218. Officers of the United States are forbidden to accept, without the consent of Congress, any present, emolument, office, or title, of any kind whatever, from any king, prince, or foreign state, lest foreign governments should in that manner unduly influence our affairs. When presents are sent to the President, as they sometimes are from foreign princes, they are usually deposited in the public offices—it not being thought courteous to decline them.
POWERS DENIED TO THE STATES.
219. Having now considered the restrictions which the Constitution imposes upon Congress, we next proceed to consider the restrictions which are imposed upon the states.
Prohibition as to Treaties, déc.
220. The first is, that no state shall enter into any treaty, alliance, or confederation; grant letters of marque and reprisal; coin money; emit bills of credit; make anything but gold and silver coin a tender in payment of debts; pass any bill of attainder, ez post facto law, or law impairing the obligation of contracts, or grant any title of nobility.
221. It will be observed that several of these restrictions are among the number of those which we have already enumerated as being imposed on Congress: such, for example, as the prohibition to pass any bill of attainder, ea post facto law, or to confer any title of nobility. But for the most part, the powers which are here denied to the states may be exercised by Congress.

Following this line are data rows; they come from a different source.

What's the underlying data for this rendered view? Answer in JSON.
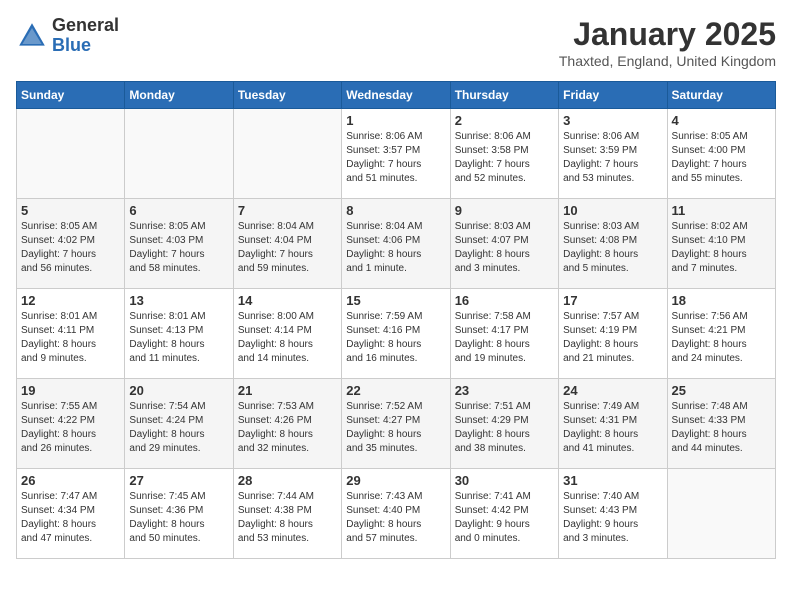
{
  "logo": {
    "general": "General",
    "blue": "Blue"
  },
  "title": "January 2025",
  "location": "Thaxted, England, United Kingdom",
  "weekdays": [
    "Sunday",
    "Monday",
    "Tuesday",
    "Wednesday",
    "Thursday",
    "Friday",
    "Saturday"
  ],
  "weeks": [
    [
      {
        "day": "",
        "info": ""
      },
      {
        "day": "",
        "info": ""
      },
      {
        "day": "",
        "info": ""
      },
      {
        "day": "1",
        "info": "Sunrise: 8:06 AM\nSunset: 3:57 PM\nDaylight: 7 hours\nand 51 minutes."
      },
      {
        "day": "2",
        "info": "Sunrise: 8:06 AM\nSunset: 3:58 PM\nDaylight: 7 hours\nand 52 minutes."
      },
      {
        "day": "3",
        "info": "Sunrise: 8:06 AM\nSunset: 3:59 PM\nDaylight: 7 hours\nand 53 minutes."
      },
      {
        "day": "4",
        "info": "Sunrise: 8:05 AM\nSunset: 4:00 PM\nDaylight: 7 hours\nand 55 minutes."
      }
    ],
    [
      {
        "day": "5",
        "info": "Sunrise: 8:05 AM\nSunset: 4:02 PM\nDaylight: 7 hours\nand 56 minutes."
      },
      {
        "day": "6",
        "info": "Sunrise: 8:05 AM\nSunset: 4:03 PM\nDaylight: 7 hours\nand 58 minutes."
      },
      {
        "day": "7",
        "info": "Sunrise: 8:04 AM\nSunset: 4:04 PM\nDaylight: 7 hours\nand 59 minutes."
      },
      {
        "day": "8",
        "info": "Sunrise: 8:04 AM\nSunset: 4:06 PM\nDaylight: 8 hours\nand 1 minute."
      },
      {
        "day": "9",
        "info": "Sunrise: 8:03 AM\nSunset: 4:07 PM\nDaylight: 8 hours\nand 3 minutes."
      },
      {
        "day": "10",
        "info": "Sunrise: 8:03 AM\nSunset: 4:08 PM\nDaylight: 8 hours\nand 5 minutes."
      },
      {
        "day": "11",
        "info": "Sunrise: 8:02 AM\nSunset: 4:10 PM\nDaylight: 8 hours\nand 7 minutes."
      }
    ],
    [
      {
        "day": "12",
        "info": "Sunrise: 8:01 AM\nSunset: 4:11 PM\nDaylight: 8 hours\nand 9 minutes."
      },
      {
        "day": "13",
        "info": "Sunrise: 8:01 AM\nSunset: 4:13 PM\nDaylight: 8 hours\nand 11 minutes."
      },
      {
        "day": "14",
        "info": "Sunrise: 8:00 AM\nSunset: 4:14 PM\nDaylight: 8 hours\nand 14 minutes."
      },
      {
        "day": "15",
        "info": "Sunrise: 7:59 AM\nSunset: 4:16 PM\nDaylight: 8 hours\nand 16 minutes."
      },
      {
        "day": "16",
        "info": "Sunrise: 7:58 AM\nSunset: 4:17 PM\nDaylight: 8 hours\nand 19 minutes."
      },
      {
        "day": "17",
        "info": "Sunrise: 7:57 AM\nSunset: 4:19 PM\nDaylight: 8 hours\nand 21 minutes."
      },
      {
        "day": "18",
        "info": "Sunrise: 7:56 AM\nSunset: 4:21 PM\nDaylight: 8 hours\nand 24 minutes."
      }
    ],
    [
      {
        "day": "19",
        "info": "Sunrise: 7:55 AM\nSunset: 4:22 PM\nDaylight: 8 hours\nand 26 minutes."
      },
      {
        "day": "20",
        "info": "Sunrise: 7:54 AM\nSunset: 4:24 PM\nDaylight: 8 hours\nand 29 minutes."
      },
      {
        "day": "21",
        "info": "Sunrise: 7:53 AM\nSunset: 4:26 PM\nDaylight: 8 hours\nand 32 minutes."
      },
      {
        "day": "22",
        "info": "Sunrise: 7:52 AM\nSunset: 4:27 PM\nDaylight: 8 hours\nand 35 minutes."
      },
      {
        "day": "23",
        "info": "Sunrise: 7:51 AM\nSunset: 4:29 PM\nDaylight: 8 hours\nand 38 minutes."
      },
      {
        "day": "24",
        "info": "Sunrise: 7:49 AM\nSunset: 4:31 PM\nDaylight: 8 hours\nand 41 minutes."
      },
      {
        "day": "25",
        "info": "Sunrise: 7:48 AM\nSunset: 4:33 PM\nDaylight: 8 hours\nand 44 minutes."
      }
    ],
    [
      {
        "day": "26",
        "info": "Sunrise: 7:47 AM\nSunset: 4:34 PM\nDaylight: 8 hours\nand 47 minutes."
      },
      {
        "day": "27",
        "info": "Sunrise: 7:45 AM\nSunset: 4:36 PM\nDaylight: 8 hours\nand 50 minutes."
      },
      {
        "day": "28",
        "info": "Sunrise: 7:44 AM\nSunset: 4:38 PM\nDaylight: 8 hours\nand 53 minutes."
      },
      {
        "day": "29",
        "info": "Sunrise: 7:43 AM\nSunset: 4:40 PM\nDaylight: 8 hours\nand 57 minutes."
      },
      {
        "day": "30",
        "info": "Sunrise: 7:41 AM\nSunset: 4:42 PM\nDaylight: 9 hours\nand 0 minutes."
      },
      {
        "day": "31",
        "info": "Sunrise: 7:40 AM\nSunset: 4:43 PM\nDaylight: 9 hours\nand 3 minutes."
      },
      {
        "day": "",
        "info": ""
      }
    ]
  ]
}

222. It is obvious that if the states were at liberty to make treaties, or form alliances and confederations, there would be no harmony or uniformity in our relations abroad, and no stability or independence at home. The separate states might form conflicting treaties and alliances, and enter into such engagements as would give foreign powers an opportunity to interfere and exercise a control in our affairs. The treaty-making power, therefore, is denied to the states, and confided to the government of the Union.
Letters of Marque and Reprisal.
223. Though letters of marque and reprisal are sometimes granted in peace, as a means of redress, and not as a measure of hostility, yet they are usually the precursor of war whether so intended or not. Hence it would be most unwise to put it in the power of a single state to involve the whole country in hostilities, by adopting a measure which would be likely to incur them.
Coinage. 224. The power to coin money is denied to the states, and confided exclusively to Congress, in order to secure a uniform currency in place of coins of various forms and weights, which otherwise might be put in circulation. It has been said, and truly, that if the states could coin money and regulate its value, then there might be as many different currencies as states. Yet the same practical consequence follows from the power which the states exercise of authorizing the circulation of bank paper as currency. A uniform metallic currency is secured by giving to Congress the exclusive authority to coin money and regulate its value; but there is no such uniformity in the paper currency of the states, which is the actual and well-nigh universal substitute for coin. The paper currency of the states, however, under recent legislation, has almost entirely given way to the circulation of the national banks. It has been supposed that the taxing power of Congress was confined to the purpose of raising revenue; yet in aid of the circulation of the national banks, the state banks have well-nigh been taxed out of existence, and this too under acts of Congress passed avowedly for the purpose. The constitutionality of this taxation too has been sustained by the Supreme Court of the Dnited States. The force of the decision, however, is much impaired by the fact that it was the decision of a divided court.
Bills of Credit. 225. Bills of credit, which the states are prohibited to emit, are bills issued by a state on the faith of the state, and intended to circulate through the community in the ordinary business of life as money. Bonds or obligations, therefore, issued by or on behalf of a state, binding it to pay money at a future day, for purchases which it has made, or for services received, or for money borrowed, are not bills of credit within the meaning of the Constitution. Neither are the bills issued by banks which a state incorporates, though the state may be a stockholder in such banks, or even the exclusive owner of the stock. But if the bills were issued on the credit of the state, in Nead of the credit of the funds of the bank, it would be otherwise.
226. Though the states authorize the issue of paper money, they are prohibited to make anything but gold and silver coin a tender in payment of debts. During the Revolutionary War and subsequently, attempts were frequently made to maintain the credit of paper money, by making it a tender in payment of debts—the result being gross wrong and injustice to creditors. Instances were not wanting where the debtor had received gold and silver, and yet was enabled to pay his debt with paper money, which was so depreciated as to be nearly worthless. It was to prevent the possibility of such grievances that the states were inhibited to make anything but gold and silver coin a tender in payment of debts.